and prayed when he won. He placed his winner's wreath
on a friend's head. He dedicated the race to his high
school coach. He called Greene flawless. He
called Crawford's friendship a blessing. He said
he was honored to even be in the race. He even praised
the career of Marion Jones.

That's only the beginning. And it needs to be only the
beginning, because track cannot be saved with only 100
wonderful meters.

Earlier this year in New York, Gatlin was asked the
following: "If you knew of someone in your sport who
was cheating, would you turn him in?"

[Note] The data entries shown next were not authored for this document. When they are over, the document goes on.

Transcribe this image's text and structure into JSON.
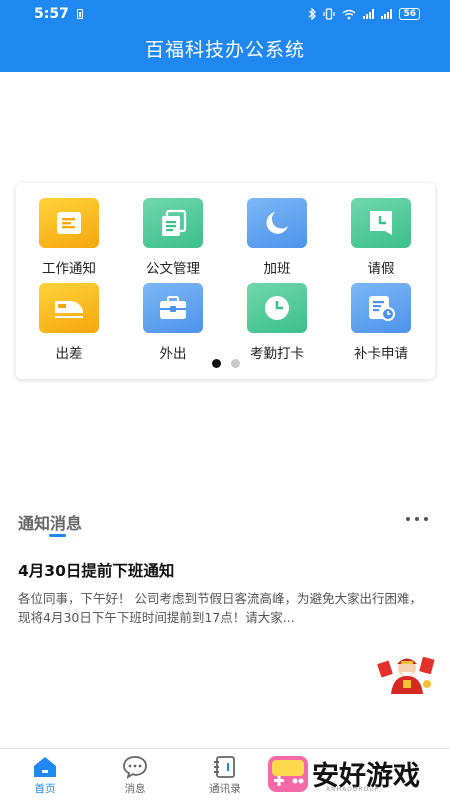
{
  "status_bar": {
    "time": "5:57",
    "battery": "56"
  },
  "header": {
    "title": "百福科技办公系统"
  },
  "grid": {
    "items": [
      {
        "label": "工作通知",
        "icon": "document-icon"
      },
      {
        "label": "公文管理",
        "icon": "files-icon"
      },
      {
        "label": "加班",
        "icon": "moon-icon"
      },
      {
        "label": "请假",
        "icon": "calendar-clock-icon"
      },
      {
        "label": "出差",
        "icon": "train-icon"
      },
      {
        "label": "外出",
        "icon": "briefcase-icon"
      },
      {
        "label": "考勤打卡",
        "icon": "clock-icon"
      },
      {
        "label": "补卡申请",
        "icon": "form-clock-icon"
      }
    ],
    "page_count": 2,
    "active_page": 1
  },
  "notice": {
    "section_title": "通知消息",
    "title": "4月30日提前下班通知",
    "body": "各位同事，下午好！ 公司考虑到节假日客流高峰，为避免大家出行困难，现将4月30日下午下班时间提前到17点！请大家..."
  },
  "tabbar": {
    "tabs": [
      {
        "label": "首页",
        "icon": "home-icon",
        "active": true
      },
      {
        "label": "消息",
        "icon": "chat-icon",
        "active": false
      },
      {
        "label": "通讯录",
        "icon": "contacts-icon",
        "active": false
      }
    ]
  },
  "watermark": {
    "text": "安好游戏",
    "sub": "ANHAOGROUP"
  },
  "colors": {
    "primary": "#1e87f0",
    "orange": "#f7b21e",
    "green": "#4dc996",
    "blue": "#5a9cf0"
  }
}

Gatlin stuck out his chin, as he does when he's sure --
as he did tonight in the last 10 meters -- and said,
"Yes I would."

Yes, Gatlin failed a drug test and was suspended for two years. But that was for an amphetamine in his attention deficit disorder medication and Gatlin was later reinstated.

Tonight, after the race, he stuck out his chin again
and said, "Character exists in track and field. You
don't have to be cocky, self-centered, mean or
arrogant."

And there is reason to believe him. Reason to believe
in him, despite the questions hovering around
coach Trevor Graham. Gatlin does not need glory. He
does not need attention. "I could have gone to art
school," he said three days ago. And he still might.
He wants to design magazines, clothing, buildings,
anything that needs a new look. He can start with his
sport.

"He's willing to accept that responsibility," said his
agent, Renaldo Nehemiah. "He doesn't have to have a
schtick. He's not trying to reinvent himself."

Gatlin is 22, not too far removed from the days when
he hurdled fire hydrants in New York and shoveled snow
from the track in North Carolina. He is Brooklyn-bred
but not Brooklyn brash. He has older siblings to keep him in check and a
retired military man for a father. His biggest goal in
life is to make his parents proud. Earlier this year,
he told them he would win an Olympic gold medal.

The world's fastest man was true to his word. That's a
very good sign indeed.

Eric Adelson is a senior writer with ESPN The Magazine. E-mail him at eric.adelson@espn3.com. Carrie Sheinberg contributed to this report.